We exercise deterrence by such measures as serialisation, personalisation (in Release 11 and afterward), and by the efforts of the AutoCops and their brethren and sistren abroad in tracking down and bringing to justice those who use our product without paying for it. This is deterrence in the purest form; nothing prevents you installing a US-domestic version on 10 machines, or purchasing a copy of DONKEY to patch the AutoCAD executable to allow it to run without a hardware lock. But there's that lingering worry.... Might there be a little piece of code in there that, one bright Monday morning, will wipe everything on my network? Will that guy who quit and went to work for the AutoCAD dealer turn us in? What if that fella I lent my discs to lets them get away and suddenly there's half a million copies running around with my name and serial number on them? Do I really want the president of my university to have to issue a public apology after settling a lawsuit because I used 20 bootleg copies in my lab class?

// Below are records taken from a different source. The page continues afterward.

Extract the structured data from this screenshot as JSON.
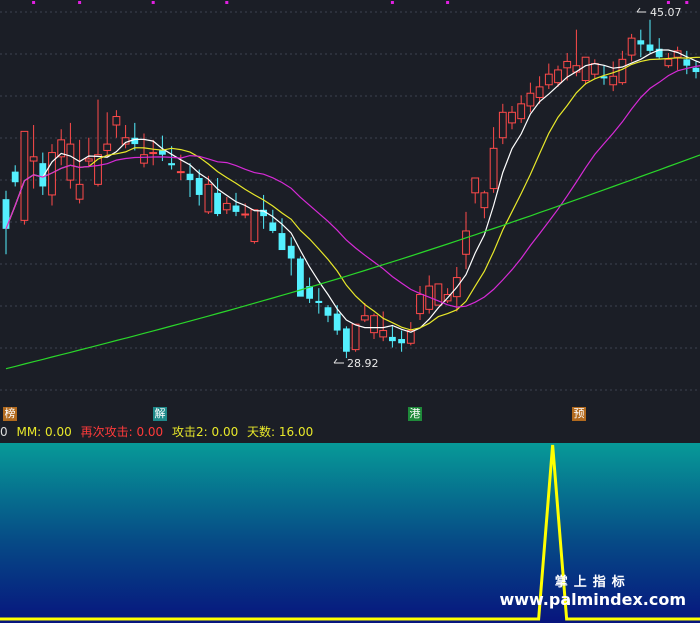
{
  "chart_data": [
    {
      "type": "candlestick",
      "annotations": {
        "high_label": "45.07",
        "low_label": "28.92"
      },
      "ma_colors": {
        "ma5": "#ffffff",
        "ma10": "#e8e82a",
        "ma20": "#d62ad6",
        "ma60": "#2ad62a"
      },
      "up_color": "#ff4a4a",
      "down_color": "#54f0ff",
      "candles": [
        [
          36.6,
          37.0,
          34.0,
          35.2
        ],
        [
          37.9,
          38.2,
          37.2,
          37.4
        ],
        [
          35.6,
          39.8,
          35.4,
          39.8
        ],
        [
          38.4,
          40.1,
          37.1,
          38.6
        ],
        [
          38.3,
          38.8,
          36.8,
          37.2
        ],
        [
          36.8,
          39.2,
          36.3,
          38.8
        ],
        [
          38.6,
          39.9,
          38.2,
          39.4
        ],
        [
          37.5,
          40.2,
          37.1,
          39.2
        ],
        [
          36.6,
          39.4,
          36.4,
          37.3
        ],
        [
          38.4,
          39.5,
          38.1,
          38.5
        ],
        [
          37.3,
          41.3,
          37.2,
          38.7
        ],
        [
          38.9,
          40.7,
          38.6,
          39.2
        ],
        [
          40.1,
          40.8,
          39.5,
          40.5
        ],
        [
          39.2,
          40.1,
          39.0,
          39.5
        ],
        [
          39.5,
          40.2,
          38.9,
          39.2
        ],
        [
          38.3,
          39.7,
          38.1,
          38.7
        ],
        [
          38.8,
          39.4,
          38.2,
          38.8
        ],
        [
          38.9,
          39.6,
          38.4,
          38.7
        ],
        [
          38.3,
          39.1,
          38.0,
          38.2
        ],
        [
          37.9,
          38.7,
          37.5,
          37.9
        ],
        [
          37.8,
          38.3,
          36.7,
          37.5
        ],
        [
          37.6,
          38.0,
          36.3,
          36.8
        ],
        [
          36.0,
          37.7,
          35.9,
          37.3
        ],
        [
          36.9,
          37.6,
          35.8,
          35.9
        ],
        [
          36.1,
          36.7,
          35.9,
          36.4
        ],
        [
          36.3,
          36.9,
          35.8,
          36.0
        ],
        [
          35.9,
          36.4,
          35.7,
          35.9
        ],
        [
          34.6,
          36.1,
          34.5,
          36.1
        ],
        [
          36.1,
          36.8,
          35.2,
          35.8
        ],
        [
          35.5,
          36.1,
          35.0,
          35.1
        ],
        [
          35.0,
          35.7,
          34.3,
          34.2
        ],
        [
          34.4,
          34.8,
          33.0,
          33.8
        ],
        [
          33.8,
          33.9,
          32.4,
          32.0
        ],
        [
          32.5,
          32.9,
          31.7,
          31.9
        ],
        [
          31.8,
          32.4,
          31.2,
          31.7
        ],
        [
          31.5,
          31.6,
          30.8,
          31.1
        ],
        [
          31.2,
          31.6,
          30.2,
          30.4
        ],
        [
          30.5,
          30.6,
          29.1,
          29.4
        ],
        [
          29.5,
          30.7,
          29.4,
          30.7
        ],
        [
          30.9,
          31.7,
          30.8,
          31.1
        ],
        [
          30.3,
          31.2,
          30.0,
          31.1
        ],
        [
          30.1,
          31.3,
          29.9,
          30.4
        ],
        [
          30.1,
          30.6,
          29.6,
          29.9
        ],
        [
          30.0,
          30.4,
          29.4,
          29.8
        ],
        [
          29.8,
          30.8,
          29.7,
          30.4
        ],
        [
          31.2,
          32.5,
          30.9,
          32.1
        ],
        [
          31.4,
          33.0,
          31.2,
          32.5
        ],
        [
          31.6,
          32.6,
          31.6,
          32.6
        ],
        [
          31.8,
          32.4,
          31.7,
          32.1
        ],
        [
          32.0,
          33.4,
          31.3,
          32.9
        ],
        [
          34.0,
          36.0,
          33.3,
          35.1
        ],
        [
          36.9,
          37.6,
          36.4,
          37.6
        ],
        [
          36.2,
          37.0,
          35.7,
          36.9
        ],
        [
          37.1,
          40.0,
          36.9,
          39.0
        ],
        [
          39.5,
          41.1,
          39.2,
          40.7
        ],
        [
          40.2,
          41.0,
          39.9,
          40.7
        ],
        [
          40.4,
          41.5,
          40.2,
          41.1
        ],
        [
          41.0,
          42.1,
          40.7,
          41.6
        ],
        [
          41.4,
          42.4,
          41.1,
          41.9
        ],
        [
          42.0,
          43.0,
          41.8,
          42.5
        ],
        [
          42.1,
          42.9,
          41.9,
          42.7
        ],
        [
          42.8,
          43.5,
          42.2,
          43.1
        ],
        [
          42.6,
          44.6,
          42.4,
          42.9
        ],
        [
          42.2,
          43.2,
          42.0,
          43.3
        ],
        [
          42.5,
          43.2,
          42.3,
          43.0
        ],
        [
          42.4,
          42.9,
          42.0,
          42.3
        ],
        [
          42.0,
          43.1,
          41.7,
          42.4
        ],
        [
          42.1,
          43.6,
          42.0,
          43.2
        ],
        [
          43.4,
          44.4,
          43.1,
          44.2
        ],
        [
          44.1,
          44.6,
          43.3,
          43.9
        ],
        [
          43.9,
          45.07,
          43.5,
          43.6
        ],
        [
          43.7,
          44.2,
          43.2,
          43.3
        ],
        [
          42.9,
          43.5,
          42.8,
          43.2
        ],
        [
          43.3,
          43.8,
          42.7,
          43.6
        ],
        [
          43.2,
          43.6,
          42.5,
          42.9
        ],
        [
          42.8,
          43.1,
          42.3,
          42.6
        ],
        [
          42.3,
          42.8,
          42.0,
          42.5
        ]
      ]
    },
    {
      "type": "line",
      "line_color": "#ffff00",
      "spike_index": 60,
      "spike_value": 1,
      "values_count": 76
    }
  ],
  "markers": [
    {
      "text": "榜",
      "bg": "#b26a1e"
    },
    {
      "text": "解",
      "bg": "#1f8a8a"
    },
    {
      "text": "港",
      "bg": "#1f8a3a"
    },
    {
      "text": "预",
      "bg": "#b26a1e"
    }
  ],
  "indicator": {
    "prefix": "0",
    "mm": "MM: 0.00",
    "zaici": "再次攻击: 0.00",
    "gongji2": "攻击2: 0.00",
    "tianshu": "天数: 16.00"
  },
  "watermark": {
    "cn": "掌上指标",
    "url": "www.palmindex.com"
  }
}
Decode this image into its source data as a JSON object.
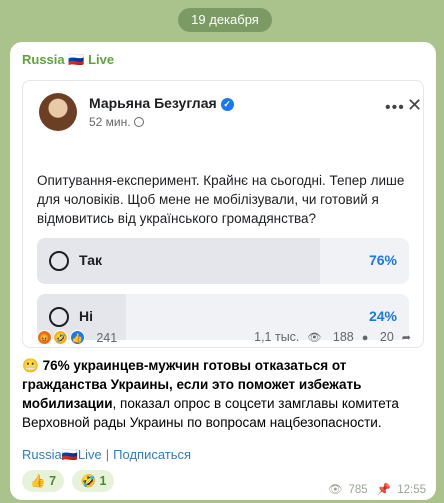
{
  "date_pill": "19 декабря",
  "channel": {
    "name": "Russia",
    "flag": "🇷🇺",
    "suffix": "Live"
  },
  "post": {
    "author": "Марьяна Безуглая",
    "verified_icon": "✓",
    "time": "52 мин.",
    "text": "Опитування-експеримент. Крайнє на сьогодні. Тепер лише для чоловіків. Щоб мене не мобілізували, чи готовий я відмовитись від українського громадянства?",
    "poll": [
      {
        "label": "Так",
        "percent_text": "76%",
        "percent": 76
      },
      {
        "label": "Ні",
        "percent_text": "24%",
        "percent": 24
      }
    ],
    "reactions": {
      "emojis": [
        "😡",
        "🤣",
        "👍"
      ],
      "count": "241"
    },
    "stats": {
      "views": "1,1 тыс.",
      "comments": "188",
      "shares": "20"
    }
  },
  "caption": {
    "emoji": "😬",
    "bold": "76% украинцев-мужчин готовы отказаться от гражданства Украины, если это поможет избежать мобилизации",
    "rest": ", показал опрос в соцсети замглавы комитета Верховной рады Украины по вопросам нацбезопасности."
  },
  "footer": {
    "channel_link": "Russia🇷🇺Live",
    "subscribe": "Подписаться"
  },
  "chips": [
    {
      "emoji": "👍",
      "count": "7"
    },
    {
      "emoji": "🤣",
      "count": "1"
    }
  ],
  "message_meta": {
    "views": "785",
    "time": "12:55"
  },
  "colors": {
    "accent_green": "#5fa53a",
    "fb_blue": "#1877f2",
    "link_blue": "#2e7cc8"
  }
}
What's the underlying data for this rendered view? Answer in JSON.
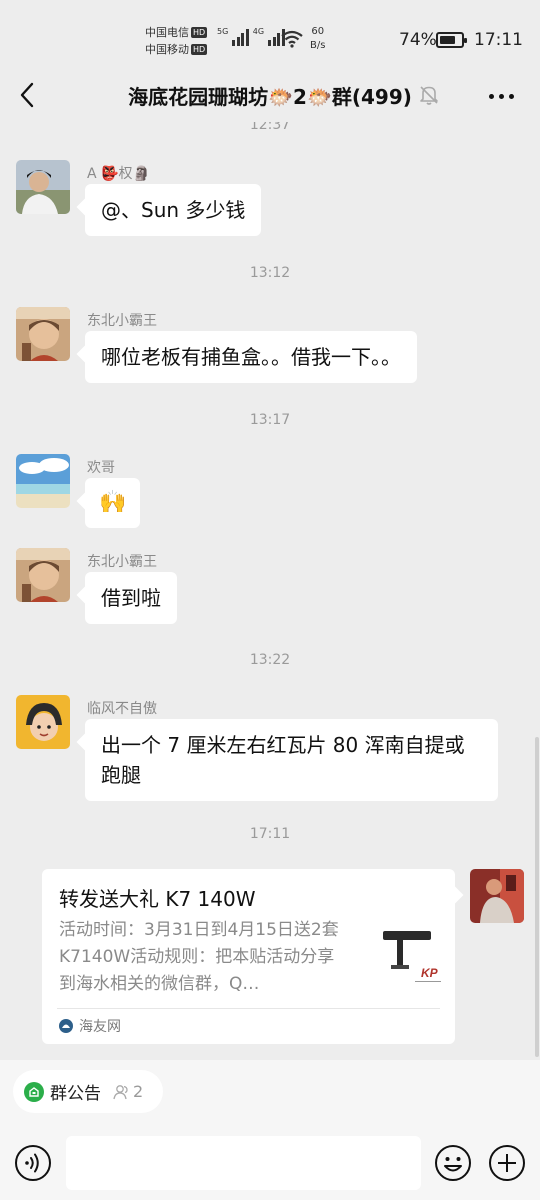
{
  "status_bar": {
    "carrier1": "中国电信",
    "carrier2": "中国移动",
    "hd": "HD",
    "net1": "5G",
    "net2": "4G",
    "speed_value": "60",
    "speed_unit": "B/s",
    "battery": "74%",
    "battery_level": 0.74,
    "time": "17:11"
  },
  "header": {
    "title": "海底花园珊瑚坊🐡2🐡群(499)",
    "icons": [
      "back-arrow-icon",
      "mute-bell-icon",
      "more-icon"
    ]
  },
  "chat": {
    "partial_timestamp": "12:37",
    "messages": [
      {
        "sender": "A 👺权🗿",
        "text": "@、Sun  多少钱"
      },
      {
        "timestamp": "13:12"
      },
      {
        "sender": "东北小霸王",
        "text": "哪位老板有捕鱼盒。。借我一下。。"
      },
      {
        "timestamp": "13:17"
      },
      {
        "sender": "欢哥",
        "text": "🙌"
      },
      {
        "sender": "东北小霸王",
        "text": "借到啦"
      },
      {
        "timestamp": "13:22"
      },
      {
        "sender": "临风不自傲",
        "text": "出一个 7 厘米左右红瓦片 80 浑南自提或跑腿"
      },
      {
        "timestamp": "17:11"
      }
    ],
    "link_card": {
      "title": "转发送大礼 K7 140W",
      "description": "活动时间：3月31日到4月15日送2套K7140W活动规则：把本贴活动分享到海水相关的微信群，Q…",
      "source": "海友网",
      "thumb_brand": "KP"
    }
  },
  "bottom": {
    "notice_label": "群公告",
    "notice_count": "2",
    "input_placeholder": ""
  },
  "colors": {
    "background": "#ededed",
    "bubble": "#ffffff",
    "notice_green": "#2bae4a"
  }
}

I'm not saying that any of these means are ineffective, nor that there aren't ways in which we could reinforce our defence and increase the credibility of our deterrent. But keep in mind that anything we do in those veins is essentially defensive in nature and negative in effect. When I say negative, I don't mean that Autodesk and its dealers don't benefit from the reduction in piracy engendered thereby, but that no defensive or deterrent measure benefits the user in any way except in the most tenuous and indirect way conceivable--by improving the profitability of the vendor, thereby funding updates and upgrades. That's pretty abstract though, especially when you're faced with the alternative of buying a lock buster or forking over DM12,300 for a legal copy of AutoCAD R11+AME.
What are the incentives to own a legitimate, fully-paid copy of AutoCAD? Well, you get a nice, hardbound manual--generally of much higher quality than what you get with a bootleg copy, and certainly more complete and useful than the various ``Buccaneer Books'' which masquerade as ``simplified user guides'' but are primarily bought by people who knock off the software. You have a dealer you can go to who may be able to help you with various problems...but then you could just as well go the local user group or ask your brother-in-law. You have the right to buy updates without finding a bootleg copy of the update. And then...and then?
What could we do, if we applied the same creativity we've used in squeezing a mainframe CAD system into 640K or building a global sales and support organisation by developing our dealer channel, to increase the incentives for a user to own a legitimate copy of AutoCAD rather than running a pirated copy? What additional value could we provide to legitimate users which is denied, in principle, to those who make illegal copies?
I'm asking you, not trying to sell a list of my own.
Here are some examples of incentives I've stumbled across in the week or so I've been turning this issue over in my mind. These are intended to stimulate your creativity, not constrain the alternatives.
Editor: John Walker